Records shown:

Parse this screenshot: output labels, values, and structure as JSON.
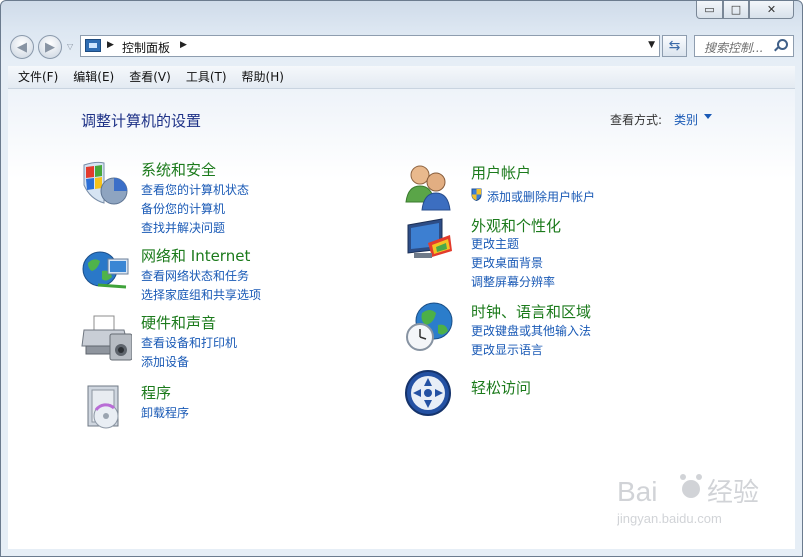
{
  "window": {
    "minimize": "▭",
    "maximize": "□",
    "close": "✕"
  },
  "address": {
    "breadcrumb": "控制面板",
    "search_placeholder": "搜索控制..."
  },
  "menu": [
    "文件(F)",
    "编辑(E)",
    "查看(V)",
    "工具(T)",
    "帮助(H)"
  ],
  "page": {
    "title": "调整计算机的设置",
    "view_by_label": "查看方式:",
    "view_by_value": "类别"
  },
  "categories": [
    {
      "title": "系统和安全",
      "links": [
        "查看您的计算机状态",
        "备份您的计算机",
        "查找并解决问题"
      ],
      "icon": "system-security-icon"
    },
    {
      "title": "网络和 Internet",
      "links": [
        "查看网络状态和任务",
        "选择家庭组和共享选项"
      ],
      "icon": "network-globe-icon"
    },
    {
      "title": "硬件和声音",
      "links": [
        "查看设备和打印机",
        "添加设备"
      ],
      "icon": "printer-icon"
    },
    {
      "title": "程序",
      "links": [
        "卸载程序"
      ],
      "icon": "programs-disc-icon"
    },
    {
      "title": "用户帐户",
      "links": [
        "添加或删除用户帐户"
      ],
      "icon": "user-accounts-icon"
    },
    {
      "title": "外观和个性化",
      "links": [
        "更改主题",
        "更改桌面背景",
        "调整屏幕分辨率"
      ],
      "icon": "monitor-palette-icon"
    },
    {
      "title": "时钟、语言和区域",
      "links": [
        "更改键盘或其他输入法",
        "更改显示语言"
      ],
      "icon": "clock-globe-icon"
    },
    {
      "title": "轻松访问",
      "links": [],
      "icon": "ease-of-access-icon"
    }
  ],
  "watermark": {
    "brand": "Bai",
    "brand2": "经验",
    "url": "jingyan.baidu.com"
  }
}
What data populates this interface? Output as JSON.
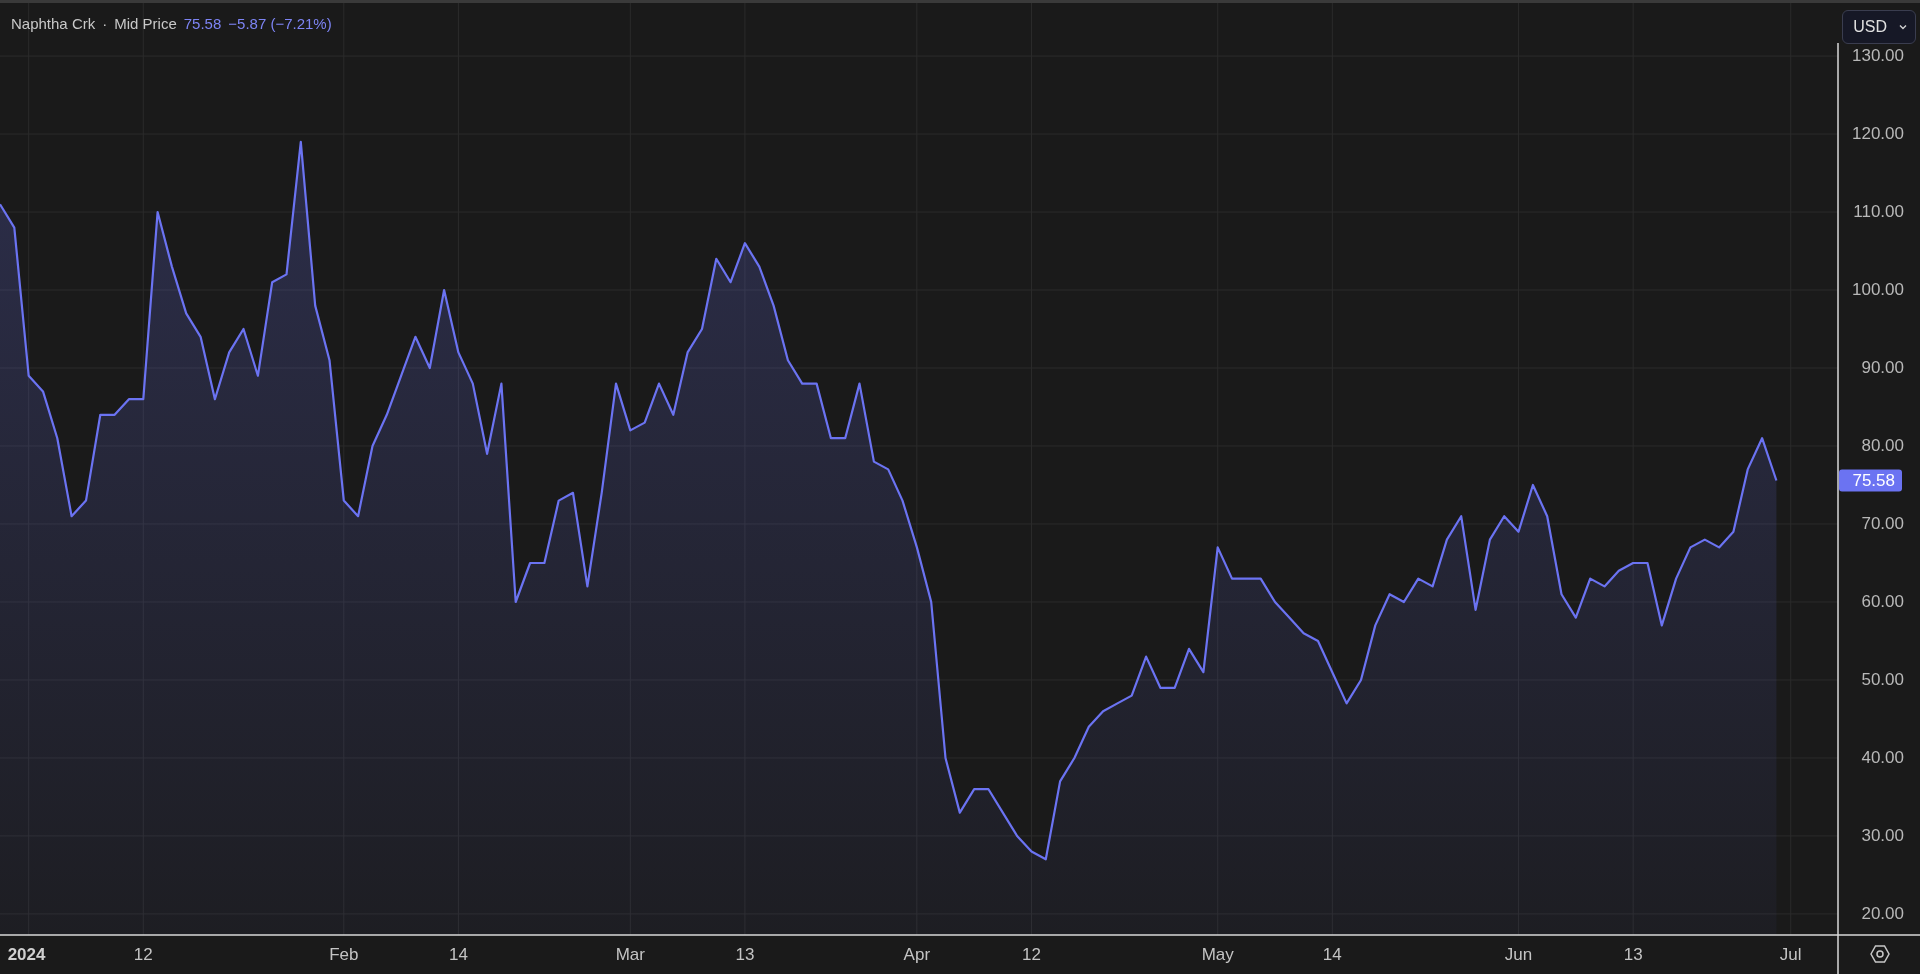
{
  "header": {
    "symbol": "Naphtha Crk",
    "separator": "·",
    "last": "75.58",
    "change": "−5.87 (−7.21%)"
  },
  "currency_select": {
    "value": "USD"
  },
  "price_label": "75.58",
  "chart": {
    "chart_data": {
      "type": "area",
      "grid": true,
      "ylim": [
        17.3,
        136.8
      ],
      "yticks": [
        {
          "value": 20,
          "label": "20.00"
        },
        {
          "value": 30,
          "label": "30.00"
        },
        {
          "value": 40,
          "label": "40.00"
        },
        {
          "value": 50,
          "label": "50.00"
        },
        {
          "value": 60,
          "label": "60.00"
        },
        {
          "value": 70,
          "label": "70.00"
        },
        {
          "value": 80,
          "label": "80.00"
        },
        {
          "value": 90,
          "label": "90.00"
        },
        {
          "value": 100,
          "label": "100.00"
        },
        {
          "value": 110,
          "label": "110.00"
        },
        {
          "value": 120,
          "label": "120.00"
        },
        {
          "value": 130,
          "label": "130.00"
        }
      ],
      "categories": [
        null,
        null,
        "2024",
        null,
        null,
        null,
        null,
        null,
        null,
        null,
        "12",
        null,
        null,
        null,
        null,
        null,
        null,
        null,
        null,
        null,
        null,
        null,
        null,
        null,
        "Feb",
        null,
        null,
        null,
        null,
        null,
        null,
        null,
        "14",
        null,
        null,
        null,
        null,
        null,
        null,
        null,
        null,
        null,
        null,
        null,
        "Mar",
        null,
        null,
        null,
        null,
        null,
        null,
        null,
        "13",
        null,
        null,
        null,
        null,
        null,
        null,
        null,
        null,
        null,
        null,
        null,
        "Apr",
        null,
        null,
        null,
        null,
        null,
        null,
        null,
        "12",
        null,
        null,
        null,
        null,
        null,
        null,
        null,
        null,
        null,
        null,
        null,
        null,
        "May",
        null,
        null,
        null,
        null,
        null,
        null,
        null,
        "14",
        null,
        null,
        null,
        null,
        null,
        null,
        null,
        null,
        null,
        null,
        null,
        null,
        "Jun",
        null,
        null,
        null,
        null,
        null,
        null,
        null,
        "13",
        null,
        null,
        null,
        null,
        null,
        null,
        null,
        null,
        null,
        null,
        "Jul"
      ],
      "series": [
        {
          "name": "Mid Price",
          "color": "#6b73f2",
          "values": [
            111,
            108,
            89,
            87,
            81,
            71,
            73,
            84,
            84,
            86,
            86,
            110,
            103,
            97,
            94,
            86,
            92,
            95,
            89,
            101,
            102,
            119,
            98,
            91,
            73,
            71,
            80,
            84,
            89,
            94,
            90,
            100,
            92,
            88,
            79,
            88,
            60,
            65,
            65,
            73,
            74,
            62,
            74,
            88,
            82,
            83,
            88,
            84,
            92,
            95,
            104,
            101,
            106,
            103,
            98,
            91,
            88,
            88,
            81,
            81,
            88,
            78,
            77,
            73,
            67,
            60,
            40,
            33,
            36,
            36,
            33,
            30,
            28,
            27,
            37,
            40,
            44,
            46,
            47,
            48,
            53,
            49,
            49,
            54,
            51,
            67,
            63,
            63,
            63,
            60,
            58,
            56,
            55,
            51,
            47,
            50,
            57,
            61,
            60,
            63,
            62,
            68,
            71,
            59,
            68,
            71,
            69,
            75,
            71,
            61,
            58,
            63,
            62,
            64,
            65,
            65,
            57,
            63,
            67,
            68,
            67,
            69,
            77,
            81,
            75.58,
            null
          ]
        }
      ]
    }
  }
}
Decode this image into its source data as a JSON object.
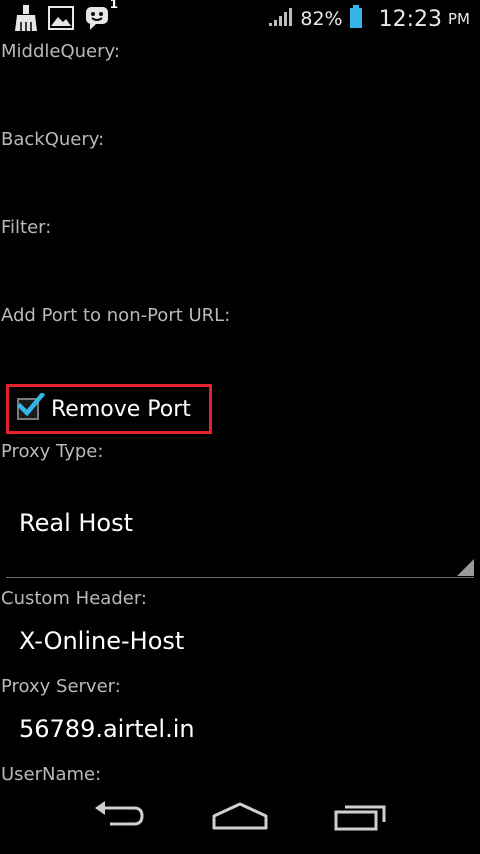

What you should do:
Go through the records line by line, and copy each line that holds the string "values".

Response for this exercise:
Parse this screenshot: output labels, values, and structure as JSON.
          "values": [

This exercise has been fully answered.